ASSIGNMENT:
Write every line of the following listing exactly as it reads.

══ DATA FOR THE TASK

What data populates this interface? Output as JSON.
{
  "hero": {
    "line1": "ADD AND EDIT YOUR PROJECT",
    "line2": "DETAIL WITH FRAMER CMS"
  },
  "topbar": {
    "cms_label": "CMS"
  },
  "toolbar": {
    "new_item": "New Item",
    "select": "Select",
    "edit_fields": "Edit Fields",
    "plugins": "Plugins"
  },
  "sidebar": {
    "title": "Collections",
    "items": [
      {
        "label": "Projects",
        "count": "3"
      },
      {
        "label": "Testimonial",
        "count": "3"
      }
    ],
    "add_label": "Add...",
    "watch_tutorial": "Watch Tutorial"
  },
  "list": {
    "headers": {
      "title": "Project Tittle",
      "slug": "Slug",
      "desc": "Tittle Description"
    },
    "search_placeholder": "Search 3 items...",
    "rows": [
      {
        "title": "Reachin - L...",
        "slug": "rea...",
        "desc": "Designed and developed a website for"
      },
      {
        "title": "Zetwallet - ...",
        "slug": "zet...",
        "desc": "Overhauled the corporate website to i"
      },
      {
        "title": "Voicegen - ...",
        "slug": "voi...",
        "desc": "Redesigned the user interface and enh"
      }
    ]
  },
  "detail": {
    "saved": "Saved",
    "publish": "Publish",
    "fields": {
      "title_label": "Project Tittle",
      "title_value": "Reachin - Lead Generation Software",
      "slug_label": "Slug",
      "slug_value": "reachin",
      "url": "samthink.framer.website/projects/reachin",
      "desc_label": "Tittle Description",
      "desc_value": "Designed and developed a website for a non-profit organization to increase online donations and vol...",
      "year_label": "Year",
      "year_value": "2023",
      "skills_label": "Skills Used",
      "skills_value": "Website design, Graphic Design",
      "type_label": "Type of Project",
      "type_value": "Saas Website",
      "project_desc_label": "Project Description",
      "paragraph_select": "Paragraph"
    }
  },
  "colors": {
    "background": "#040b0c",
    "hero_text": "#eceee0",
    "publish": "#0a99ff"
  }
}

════

ANSWER FOR THIS EXERCISE:
What data populates this interface? Output as JSON.
{
  "hero": {
    "line1": "ADD AND EDIT YOUR PROJECT",
    "line2": "DETAIL WITH FRAMER CMS"
  },
  "topbar": {
    "cms_label": "CMS"
  },
  "toolbar": {
    "new_item": "New Item",
    "select": "Select",
    "edit_fields": "Edit Fields",
    "plugins": "Plugins"
  },
  "sidebar": {
    "title": "Collections",
    "items": [
      {
        "label": "Projects",
        "count": "3"
      },
      {
        "label": "Testimonial",
        "count": "3"
      }
    ],
    "add_label": "Add...",
    "watch_tutorial": "Watch Tutorial"
  },
  "list": {
    "headers": {
      "title": "Project Tittle",
      "slug": "Slug",
      "desc": "Tittle Description"
    },
    "search_placeholder": "Search 3 items...",
    "rows": [
      {
        "title": "Reachin - L...",
        "slug": "rea...",
        "desc": "Designed and developed a website for"
      },
      {
        "title": "Zetwallet - ...",
        "slug": "zet...",
        "desc": "Overhauled the corporate website to i"
      },
      {
        "title": "Voicegen - ...",
        "slug": "voi...",
        "desc": "Redesigned the user interface and enh"
      }
    ]
  },
  "detail": {
    "saved": "Saved",
    "publish": "Publish",
    "fields": {
      "title_label": "Project Tittle",
      "title_value": "Reachin - Lead Generation Software",
      "slug_label": "Slug",
      "slug_value": "reachin",
      "url": "samthink.framer.website/projects/reachin",
      "desc_label": "Tittle Description",
      "desc_value": "Designed and developed a website for a non-profit organization to increase online donations and vol...",
      "year_label": "Year",
      "year_value": "2023",
      "skills_label": "Skills Used",
      "skills_value": "Website design, Graphic Design",
      "type_label": "Type of Project",
      "type_value": "Saas Website",
      "project_desc_label": "Project Description",
      "paragraph_select": "Paragraph"
    }
  },
  "colors": {
    "background": "#040b0c",
    "hero_text": "#eceee0",
    "publish": "#0a99ff"
  }
}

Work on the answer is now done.